● **Brief**: The expected answer is the data below, retyped exactly.
--- --- ---
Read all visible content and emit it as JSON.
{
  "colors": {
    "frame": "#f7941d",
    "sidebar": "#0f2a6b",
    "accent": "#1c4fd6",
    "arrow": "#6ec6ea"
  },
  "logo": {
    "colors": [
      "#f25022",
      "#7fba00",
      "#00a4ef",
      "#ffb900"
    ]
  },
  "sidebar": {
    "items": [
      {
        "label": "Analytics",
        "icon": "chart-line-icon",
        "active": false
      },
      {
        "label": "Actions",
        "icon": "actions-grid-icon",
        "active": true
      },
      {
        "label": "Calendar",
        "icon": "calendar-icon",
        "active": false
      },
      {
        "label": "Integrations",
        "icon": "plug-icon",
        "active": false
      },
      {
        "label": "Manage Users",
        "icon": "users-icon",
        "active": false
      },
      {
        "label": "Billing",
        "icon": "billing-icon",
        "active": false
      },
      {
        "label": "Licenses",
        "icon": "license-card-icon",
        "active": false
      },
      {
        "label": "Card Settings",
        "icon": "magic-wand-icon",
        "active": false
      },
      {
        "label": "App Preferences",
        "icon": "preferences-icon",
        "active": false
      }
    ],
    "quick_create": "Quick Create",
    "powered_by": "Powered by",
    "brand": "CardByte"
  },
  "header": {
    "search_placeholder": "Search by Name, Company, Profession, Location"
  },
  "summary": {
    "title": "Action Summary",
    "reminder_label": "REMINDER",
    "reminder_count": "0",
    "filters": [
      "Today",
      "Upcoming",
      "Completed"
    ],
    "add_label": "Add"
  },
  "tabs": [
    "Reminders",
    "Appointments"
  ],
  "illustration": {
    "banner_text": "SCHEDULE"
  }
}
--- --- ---
● **Your solution**:
Read all visible content and emit it as JSON.
{
  "colors": {
    "frame": "#f7941d",
    "sidebar": "#0f2a6b",
    "accent": "#1c4fd6",
    "arrow": "#6ec6ea"
  },
  "logo": {
    "colors": [
      "#f25022",
      "#7fba00",
      "#00a4ef",
      "#ffb900"
    ]
  },
  "sidebar": {
    "items": [
      {
        "label": "Analytics",
        "icon": "chart-line-icon",
        "active": false
      },
      {
        "label": "Actions",
        "icon": "actions-grid-icon",
        "active": true
      },
      {
        "label": "Calendar",
        "icon": "calendar-icon",
        "active": false
      },
      {
        "label": "Integrations",
        "icon": "plug-icon",
        "active": false
      },
      {
        "label": "Manage Users",
        "icon": "users-icon",
        "active": false
      },
      {
        "label": "Billing",
        "icon": "billing-icon",
        "active": false
      },
      {
        "label": "Licenses",
        "icon": "license-card-icon",
        "active": false
      },
      {
        "label": "Card Settings",
        "icon": "magic-wand-icon",
        "active": false
      },
      {
        "label": "App Preferences",
        "icon": "preferences-icon",
        "active": false
      }
    ],
    "quick_create": "Quick Create",
    "powered_by": "Powered by",
    "brand": "CardByte"
  },
  "header": {
    "search_placeholder": "Search by Name, Company, Profession, Location"
  },
  "summary": {
    "title": "Action Summary",
    "reminder_label": "REMINDER",
    "reminder_count": "0",
    "filters": [
      "Today",
      "Upcoming",
      "Completed"
    ],
    "add_label": "Add"
  },
  "tabs": [
    "Reminders",
    "Appointments"
  ],
  "illustration": {
    "banner_text": "SCHEDULE"
  }
}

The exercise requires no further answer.